• What you should do:
Pick every line out of the entries below that has the string "warning", and copy it.

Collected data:
━━━━━━━━━━━━━━━━━━━━━━━━━━━━━━

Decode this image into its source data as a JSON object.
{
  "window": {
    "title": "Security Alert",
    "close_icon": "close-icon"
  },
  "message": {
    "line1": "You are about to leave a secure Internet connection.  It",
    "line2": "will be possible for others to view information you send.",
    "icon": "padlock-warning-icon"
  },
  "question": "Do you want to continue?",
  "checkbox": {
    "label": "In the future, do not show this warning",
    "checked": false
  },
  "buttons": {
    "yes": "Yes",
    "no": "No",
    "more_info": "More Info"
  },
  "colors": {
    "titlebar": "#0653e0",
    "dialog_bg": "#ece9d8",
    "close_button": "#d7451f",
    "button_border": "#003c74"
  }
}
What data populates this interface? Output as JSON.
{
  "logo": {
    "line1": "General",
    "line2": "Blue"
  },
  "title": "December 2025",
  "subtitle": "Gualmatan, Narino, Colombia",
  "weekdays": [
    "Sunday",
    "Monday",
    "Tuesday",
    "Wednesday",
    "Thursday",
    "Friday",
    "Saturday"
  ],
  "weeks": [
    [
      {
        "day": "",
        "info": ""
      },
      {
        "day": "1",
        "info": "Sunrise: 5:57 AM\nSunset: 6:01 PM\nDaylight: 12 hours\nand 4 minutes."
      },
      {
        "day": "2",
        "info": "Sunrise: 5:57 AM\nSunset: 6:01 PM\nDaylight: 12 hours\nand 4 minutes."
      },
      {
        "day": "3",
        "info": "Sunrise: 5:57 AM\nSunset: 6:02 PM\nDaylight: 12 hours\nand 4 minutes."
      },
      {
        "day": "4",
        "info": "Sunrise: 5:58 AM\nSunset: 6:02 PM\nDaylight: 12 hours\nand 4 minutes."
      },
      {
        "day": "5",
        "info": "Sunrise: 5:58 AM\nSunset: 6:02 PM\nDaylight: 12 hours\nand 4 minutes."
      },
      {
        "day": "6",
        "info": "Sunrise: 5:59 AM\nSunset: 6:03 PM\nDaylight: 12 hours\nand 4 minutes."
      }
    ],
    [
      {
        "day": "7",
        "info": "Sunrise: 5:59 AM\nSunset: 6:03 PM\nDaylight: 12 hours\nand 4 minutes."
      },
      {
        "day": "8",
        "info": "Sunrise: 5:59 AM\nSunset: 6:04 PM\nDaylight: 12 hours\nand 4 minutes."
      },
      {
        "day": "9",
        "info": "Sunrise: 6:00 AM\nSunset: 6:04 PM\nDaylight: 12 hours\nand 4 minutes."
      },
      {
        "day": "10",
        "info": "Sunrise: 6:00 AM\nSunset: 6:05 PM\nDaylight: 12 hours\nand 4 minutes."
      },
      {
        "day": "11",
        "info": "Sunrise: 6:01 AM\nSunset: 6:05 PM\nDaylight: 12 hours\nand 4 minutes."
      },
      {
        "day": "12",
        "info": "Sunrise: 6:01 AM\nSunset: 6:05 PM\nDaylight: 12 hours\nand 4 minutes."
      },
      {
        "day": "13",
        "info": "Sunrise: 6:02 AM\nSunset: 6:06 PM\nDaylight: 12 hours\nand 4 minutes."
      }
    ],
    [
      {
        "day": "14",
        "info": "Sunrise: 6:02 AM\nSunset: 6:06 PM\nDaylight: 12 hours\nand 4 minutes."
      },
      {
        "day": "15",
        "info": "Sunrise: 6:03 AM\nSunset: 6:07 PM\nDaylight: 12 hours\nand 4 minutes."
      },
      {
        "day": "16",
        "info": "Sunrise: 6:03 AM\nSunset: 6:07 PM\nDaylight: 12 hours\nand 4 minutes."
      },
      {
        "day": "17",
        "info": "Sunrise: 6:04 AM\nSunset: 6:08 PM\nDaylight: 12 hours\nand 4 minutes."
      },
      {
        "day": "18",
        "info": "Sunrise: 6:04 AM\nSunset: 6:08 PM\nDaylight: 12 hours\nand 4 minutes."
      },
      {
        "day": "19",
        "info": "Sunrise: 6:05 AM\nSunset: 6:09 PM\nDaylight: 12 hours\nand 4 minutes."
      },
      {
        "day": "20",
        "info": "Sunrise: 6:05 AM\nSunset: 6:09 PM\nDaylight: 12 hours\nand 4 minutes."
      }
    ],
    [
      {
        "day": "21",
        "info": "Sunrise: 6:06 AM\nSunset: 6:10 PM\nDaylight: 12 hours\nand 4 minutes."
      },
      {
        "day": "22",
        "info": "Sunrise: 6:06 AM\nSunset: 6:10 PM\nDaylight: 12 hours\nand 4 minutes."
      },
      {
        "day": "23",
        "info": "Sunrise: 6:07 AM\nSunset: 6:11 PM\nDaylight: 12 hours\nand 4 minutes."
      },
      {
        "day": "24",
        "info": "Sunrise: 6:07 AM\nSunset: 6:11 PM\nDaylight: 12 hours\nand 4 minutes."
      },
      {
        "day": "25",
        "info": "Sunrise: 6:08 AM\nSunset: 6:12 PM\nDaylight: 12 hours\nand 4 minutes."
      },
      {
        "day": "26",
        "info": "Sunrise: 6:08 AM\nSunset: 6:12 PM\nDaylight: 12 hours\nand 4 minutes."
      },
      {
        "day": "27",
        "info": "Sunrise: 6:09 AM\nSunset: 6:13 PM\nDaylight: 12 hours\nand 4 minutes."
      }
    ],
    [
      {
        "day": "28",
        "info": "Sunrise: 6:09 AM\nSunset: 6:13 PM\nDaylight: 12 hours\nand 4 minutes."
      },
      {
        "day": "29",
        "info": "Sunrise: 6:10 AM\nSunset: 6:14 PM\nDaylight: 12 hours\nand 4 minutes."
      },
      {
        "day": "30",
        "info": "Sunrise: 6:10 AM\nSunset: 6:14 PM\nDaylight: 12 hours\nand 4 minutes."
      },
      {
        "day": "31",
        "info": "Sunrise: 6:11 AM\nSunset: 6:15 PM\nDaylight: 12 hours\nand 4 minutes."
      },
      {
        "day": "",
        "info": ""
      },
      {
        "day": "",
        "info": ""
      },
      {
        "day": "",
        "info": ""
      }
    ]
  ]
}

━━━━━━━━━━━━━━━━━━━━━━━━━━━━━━

• Written reply:
    "icon": "padlock-warning-icon"
    "label": "In the future, do not show this warning",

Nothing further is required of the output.